TASK DIRECTIONS:
Whenever a line below mentions the word "назначения", that line should be copied.
---------- DATASET
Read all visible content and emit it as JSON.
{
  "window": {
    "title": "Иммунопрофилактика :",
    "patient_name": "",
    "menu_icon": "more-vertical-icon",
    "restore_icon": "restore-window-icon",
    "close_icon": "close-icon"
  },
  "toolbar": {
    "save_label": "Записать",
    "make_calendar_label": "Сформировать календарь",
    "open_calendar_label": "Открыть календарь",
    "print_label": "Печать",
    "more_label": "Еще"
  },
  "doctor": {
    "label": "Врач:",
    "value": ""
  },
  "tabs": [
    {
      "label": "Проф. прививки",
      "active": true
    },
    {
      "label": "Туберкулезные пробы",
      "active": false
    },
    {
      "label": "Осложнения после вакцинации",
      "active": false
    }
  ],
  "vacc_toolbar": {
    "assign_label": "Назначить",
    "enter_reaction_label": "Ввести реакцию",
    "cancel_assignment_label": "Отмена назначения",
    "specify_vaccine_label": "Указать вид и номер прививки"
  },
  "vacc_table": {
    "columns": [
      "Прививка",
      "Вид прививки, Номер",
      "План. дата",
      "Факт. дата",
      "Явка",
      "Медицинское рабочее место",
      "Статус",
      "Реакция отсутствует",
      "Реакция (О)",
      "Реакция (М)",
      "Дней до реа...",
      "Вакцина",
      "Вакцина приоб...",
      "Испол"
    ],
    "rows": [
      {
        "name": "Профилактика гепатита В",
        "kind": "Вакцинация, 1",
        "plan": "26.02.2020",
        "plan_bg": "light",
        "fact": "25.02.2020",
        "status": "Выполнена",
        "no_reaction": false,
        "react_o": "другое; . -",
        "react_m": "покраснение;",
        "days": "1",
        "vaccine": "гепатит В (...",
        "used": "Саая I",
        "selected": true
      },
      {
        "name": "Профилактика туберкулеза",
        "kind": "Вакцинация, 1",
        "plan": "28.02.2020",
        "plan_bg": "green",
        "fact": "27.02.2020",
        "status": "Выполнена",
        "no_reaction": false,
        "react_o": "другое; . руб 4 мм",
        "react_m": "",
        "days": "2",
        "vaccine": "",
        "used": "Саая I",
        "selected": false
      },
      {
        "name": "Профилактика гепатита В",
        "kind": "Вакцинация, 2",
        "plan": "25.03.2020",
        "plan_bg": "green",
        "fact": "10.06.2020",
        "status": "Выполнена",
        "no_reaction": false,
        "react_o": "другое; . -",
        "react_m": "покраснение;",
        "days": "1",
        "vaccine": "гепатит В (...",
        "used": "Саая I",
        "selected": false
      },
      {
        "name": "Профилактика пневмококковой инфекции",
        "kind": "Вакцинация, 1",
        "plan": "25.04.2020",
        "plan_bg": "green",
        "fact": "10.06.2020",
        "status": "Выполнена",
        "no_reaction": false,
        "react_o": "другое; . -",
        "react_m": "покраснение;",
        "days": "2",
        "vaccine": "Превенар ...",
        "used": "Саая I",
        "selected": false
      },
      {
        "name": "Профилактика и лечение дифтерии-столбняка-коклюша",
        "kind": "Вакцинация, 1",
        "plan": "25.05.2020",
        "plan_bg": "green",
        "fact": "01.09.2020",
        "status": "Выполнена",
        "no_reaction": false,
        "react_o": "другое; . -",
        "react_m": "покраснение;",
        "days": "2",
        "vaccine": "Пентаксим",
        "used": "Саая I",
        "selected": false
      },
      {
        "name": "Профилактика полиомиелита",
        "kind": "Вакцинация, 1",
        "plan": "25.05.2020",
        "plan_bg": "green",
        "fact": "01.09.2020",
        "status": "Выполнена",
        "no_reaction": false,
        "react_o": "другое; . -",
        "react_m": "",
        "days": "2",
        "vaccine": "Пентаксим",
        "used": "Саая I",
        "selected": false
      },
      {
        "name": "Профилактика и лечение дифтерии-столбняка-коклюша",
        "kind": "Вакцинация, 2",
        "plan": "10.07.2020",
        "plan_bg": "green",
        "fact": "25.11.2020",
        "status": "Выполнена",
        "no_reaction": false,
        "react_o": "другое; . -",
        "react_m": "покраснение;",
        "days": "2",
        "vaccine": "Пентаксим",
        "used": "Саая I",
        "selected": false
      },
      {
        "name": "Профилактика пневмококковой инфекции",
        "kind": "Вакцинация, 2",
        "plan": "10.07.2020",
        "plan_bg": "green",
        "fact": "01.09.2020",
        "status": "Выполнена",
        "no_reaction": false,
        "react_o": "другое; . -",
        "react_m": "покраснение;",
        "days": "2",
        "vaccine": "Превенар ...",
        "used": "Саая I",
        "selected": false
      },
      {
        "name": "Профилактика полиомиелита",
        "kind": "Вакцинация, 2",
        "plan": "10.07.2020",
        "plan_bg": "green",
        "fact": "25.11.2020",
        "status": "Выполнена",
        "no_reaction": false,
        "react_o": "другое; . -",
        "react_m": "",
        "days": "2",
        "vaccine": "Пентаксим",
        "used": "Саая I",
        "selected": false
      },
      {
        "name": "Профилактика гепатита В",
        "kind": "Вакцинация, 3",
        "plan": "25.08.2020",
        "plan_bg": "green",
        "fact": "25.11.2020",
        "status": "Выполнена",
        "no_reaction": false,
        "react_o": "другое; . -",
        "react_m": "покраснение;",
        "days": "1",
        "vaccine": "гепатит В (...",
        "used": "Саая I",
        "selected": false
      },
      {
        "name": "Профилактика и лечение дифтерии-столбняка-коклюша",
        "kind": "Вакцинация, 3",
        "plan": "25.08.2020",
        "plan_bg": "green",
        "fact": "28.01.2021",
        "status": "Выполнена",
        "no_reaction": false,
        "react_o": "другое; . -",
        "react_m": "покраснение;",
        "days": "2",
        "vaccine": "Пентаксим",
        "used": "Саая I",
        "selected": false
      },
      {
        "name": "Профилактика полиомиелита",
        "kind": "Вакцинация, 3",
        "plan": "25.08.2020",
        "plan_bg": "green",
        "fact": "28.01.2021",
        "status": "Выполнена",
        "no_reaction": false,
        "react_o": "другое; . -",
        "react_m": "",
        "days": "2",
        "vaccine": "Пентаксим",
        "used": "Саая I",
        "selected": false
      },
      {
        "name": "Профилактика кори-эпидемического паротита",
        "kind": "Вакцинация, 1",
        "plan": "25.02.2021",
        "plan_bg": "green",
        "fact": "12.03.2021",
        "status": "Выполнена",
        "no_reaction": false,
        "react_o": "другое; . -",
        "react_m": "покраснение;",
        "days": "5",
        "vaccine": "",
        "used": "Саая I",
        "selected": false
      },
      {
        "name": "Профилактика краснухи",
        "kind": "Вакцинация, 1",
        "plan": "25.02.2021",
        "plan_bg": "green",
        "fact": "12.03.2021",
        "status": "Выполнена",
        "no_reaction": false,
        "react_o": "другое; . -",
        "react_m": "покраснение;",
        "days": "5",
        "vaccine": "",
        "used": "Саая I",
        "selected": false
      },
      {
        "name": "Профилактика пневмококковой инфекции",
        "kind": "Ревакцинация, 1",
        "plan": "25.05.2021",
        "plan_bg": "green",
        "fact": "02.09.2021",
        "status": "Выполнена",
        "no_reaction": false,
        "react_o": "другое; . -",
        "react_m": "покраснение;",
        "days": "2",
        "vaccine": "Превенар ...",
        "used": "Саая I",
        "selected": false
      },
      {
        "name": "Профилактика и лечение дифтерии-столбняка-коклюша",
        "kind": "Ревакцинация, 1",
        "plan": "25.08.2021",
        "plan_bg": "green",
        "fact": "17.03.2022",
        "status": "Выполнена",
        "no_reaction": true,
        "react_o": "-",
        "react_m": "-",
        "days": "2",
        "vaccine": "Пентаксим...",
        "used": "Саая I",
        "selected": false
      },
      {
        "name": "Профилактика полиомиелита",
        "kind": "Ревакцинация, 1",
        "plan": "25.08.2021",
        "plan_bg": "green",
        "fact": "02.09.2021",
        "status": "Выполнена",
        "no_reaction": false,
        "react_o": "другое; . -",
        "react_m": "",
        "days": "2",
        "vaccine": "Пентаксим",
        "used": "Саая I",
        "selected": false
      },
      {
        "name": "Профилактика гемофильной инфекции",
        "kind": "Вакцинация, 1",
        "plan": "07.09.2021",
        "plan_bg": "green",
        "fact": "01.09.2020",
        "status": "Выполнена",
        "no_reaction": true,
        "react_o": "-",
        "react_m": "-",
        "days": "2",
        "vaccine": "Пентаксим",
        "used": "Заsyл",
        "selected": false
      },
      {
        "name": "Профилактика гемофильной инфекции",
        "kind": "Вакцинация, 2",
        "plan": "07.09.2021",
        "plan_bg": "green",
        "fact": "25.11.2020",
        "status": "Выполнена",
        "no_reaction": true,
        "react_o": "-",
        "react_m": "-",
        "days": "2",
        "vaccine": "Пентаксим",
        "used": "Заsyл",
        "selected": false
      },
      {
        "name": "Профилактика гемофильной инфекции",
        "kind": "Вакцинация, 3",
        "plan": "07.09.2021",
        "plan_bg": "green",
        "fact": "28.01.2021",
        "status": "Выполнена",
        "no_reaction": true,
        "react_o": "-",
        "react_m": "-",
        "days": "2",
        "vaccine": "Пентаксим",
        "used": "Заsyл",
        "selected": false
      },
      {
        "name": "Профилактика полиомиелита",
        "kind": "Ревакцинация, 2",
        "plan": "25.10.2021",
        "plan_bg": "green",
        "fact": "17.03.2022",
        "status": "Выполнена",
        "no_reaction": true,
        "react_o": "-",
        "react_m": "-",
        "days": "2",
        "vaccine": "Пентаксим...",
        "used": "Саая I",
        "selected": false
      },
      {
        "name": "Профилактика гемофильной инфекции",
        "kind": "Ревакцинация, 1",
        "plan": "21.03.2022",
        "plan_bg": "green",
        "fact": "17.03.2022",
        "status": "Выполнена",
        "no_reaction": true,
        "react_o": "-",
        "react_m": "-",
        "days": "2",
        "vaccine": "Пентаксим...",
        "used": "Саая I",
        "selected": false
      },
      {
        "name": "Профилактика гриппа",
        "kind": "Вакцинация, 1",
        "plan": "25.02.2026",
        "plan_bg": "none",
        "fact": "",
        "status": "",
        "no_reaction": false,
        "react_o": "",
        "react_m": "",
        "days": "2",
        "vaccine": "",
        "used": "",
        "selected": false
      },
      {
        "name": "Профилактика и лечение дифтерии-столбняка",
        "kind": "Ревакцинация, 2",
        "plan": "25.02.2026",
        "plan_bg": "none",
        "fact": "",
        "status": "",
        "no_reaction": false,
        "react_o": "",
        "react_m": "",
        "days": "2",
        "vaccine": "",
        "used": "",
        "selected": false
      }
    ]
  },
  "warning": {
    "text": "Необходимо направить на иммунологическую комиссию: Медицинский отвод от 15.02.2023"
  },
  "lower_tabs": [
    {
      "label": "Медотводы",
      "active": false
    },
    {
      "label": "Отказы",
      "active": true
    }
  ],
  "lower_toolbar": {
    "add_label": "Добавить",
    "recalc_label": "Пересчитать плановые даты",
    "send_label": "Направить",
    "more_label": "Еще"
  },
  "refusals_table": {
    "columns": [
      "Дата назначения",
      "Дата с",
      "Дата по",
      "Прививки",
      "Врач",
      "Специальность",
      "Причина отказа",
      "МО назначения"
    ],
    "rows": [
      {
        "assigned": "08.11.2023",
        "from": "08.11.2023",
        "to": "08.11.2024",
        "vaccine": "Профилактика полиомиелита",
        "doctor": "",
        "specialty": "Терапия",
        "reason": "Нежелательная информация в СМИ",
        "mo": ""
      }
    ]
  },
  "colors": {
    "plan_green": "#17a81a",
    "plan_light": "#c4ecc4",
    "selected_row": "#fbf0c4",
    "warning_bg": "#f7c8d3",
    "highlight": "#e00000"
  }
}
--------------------
EXERCISE ANSWER:
    "cancel_assignment_label": "Отмена назначения",
      "Дата назначения",
      "МО назначения"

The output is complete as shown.